Records for this task:
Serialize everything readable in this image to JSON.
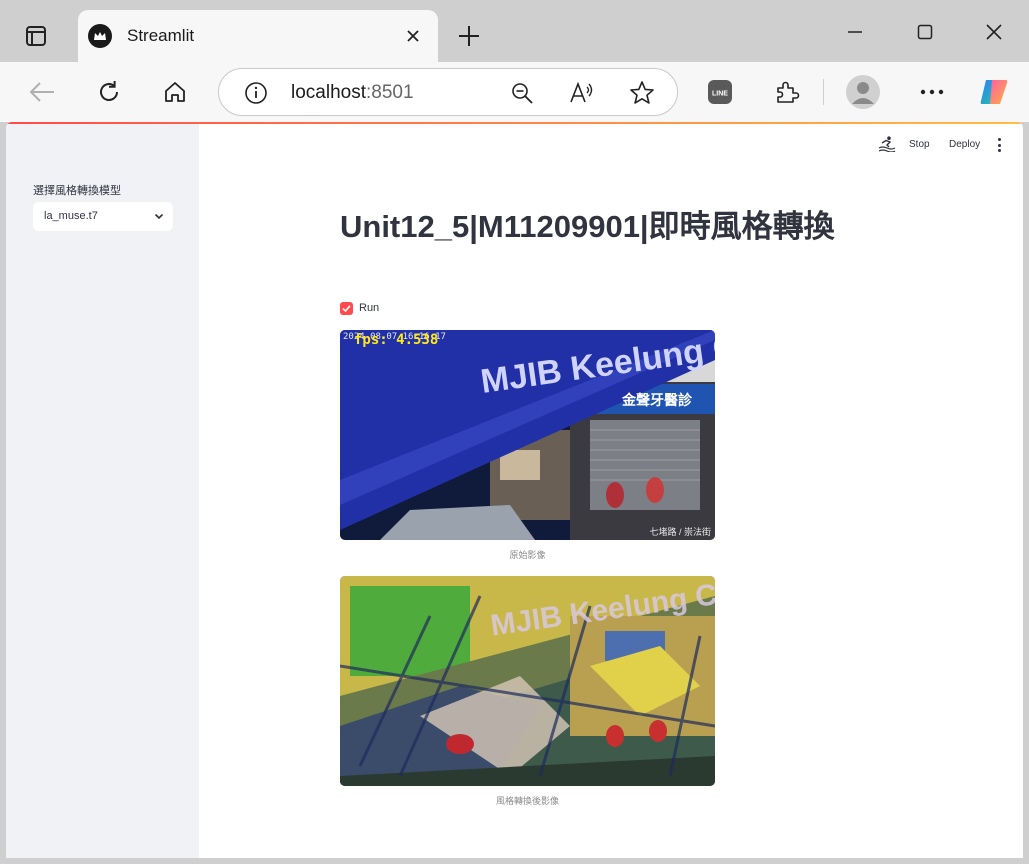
{
  "browser": {
    "tab_title": "Streamlit",
    "url_host": "localhost",
    "url_port": ":8501"
  },
  "sidebar": {
    "select_label": "選擇風格轉換模型",
    "select_value": "la_muse.t7"
  },
  "header": {
    "stop_label": "Stop",
    "deploy_label": "Deploy"
  },
  "main": {
    "title": "Unit12_5|M11209901|即時風格轉換",
    "run_checkbox": {
      "label": "Run",
      "checked": true
    },
    "original": {
      "caption": "原始影像",
      "overlay_fps": "fps: 4.538",
      "overlay_timestamp": "2024-08-07 16:16:17",
      "overlay_street": "七堵路 / 崇法街",
      "sign_text": "MJIB Keelung City",
      "dental_sign": "金聲牙醫診"
    },
    "styled": {
      "caption": "風格轉換後影像"
    }
  },
  "colors": {
    "accent": "#ff4b4b",
    "sidebar_bg": "#f0f2f6",
    "text": "#31333f"
  }
}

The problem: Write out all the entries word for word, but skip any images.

Task result:
Serialize everything readable in this image to JSON.
{
  "browser": {
    "tab_title": "Streamlit",
    "url_host": "localhost",
    "url_port": ":8501"
  },
  "sidebar": {
    "select_label": "選擇風格轉換模型",
    "select_value": "la_muse.t7"
  },
  "header": {
    "stop_label": "Stop",
    "deploy_label": "Deploy"
  },
  "main": {
    "title": "Unit12_5|M11209901|即時風格轉換",
    "run_checkbox": {
      "label": "Run",
      "checked": true
    },
    "original": {
      "caption": "原始影像",
      "overlay_fps": "fps: 4.538",
      "overlay_timestamp": "2024-08-07 16:16:17",
      "overlay_street": "七堵路 / 崇法街",
      "sign_text": "MJIB Keelung City",
      "dental_sign": "金聲牙醫診"
    },
    "styled": {
      "caption": "風格轉換後影像"
    }
  },
  "colors": {
    "accent": "#ff4b4b",
    "sidebar_bg": "#f0f2f6",
    "text": "#31333f"
  }
}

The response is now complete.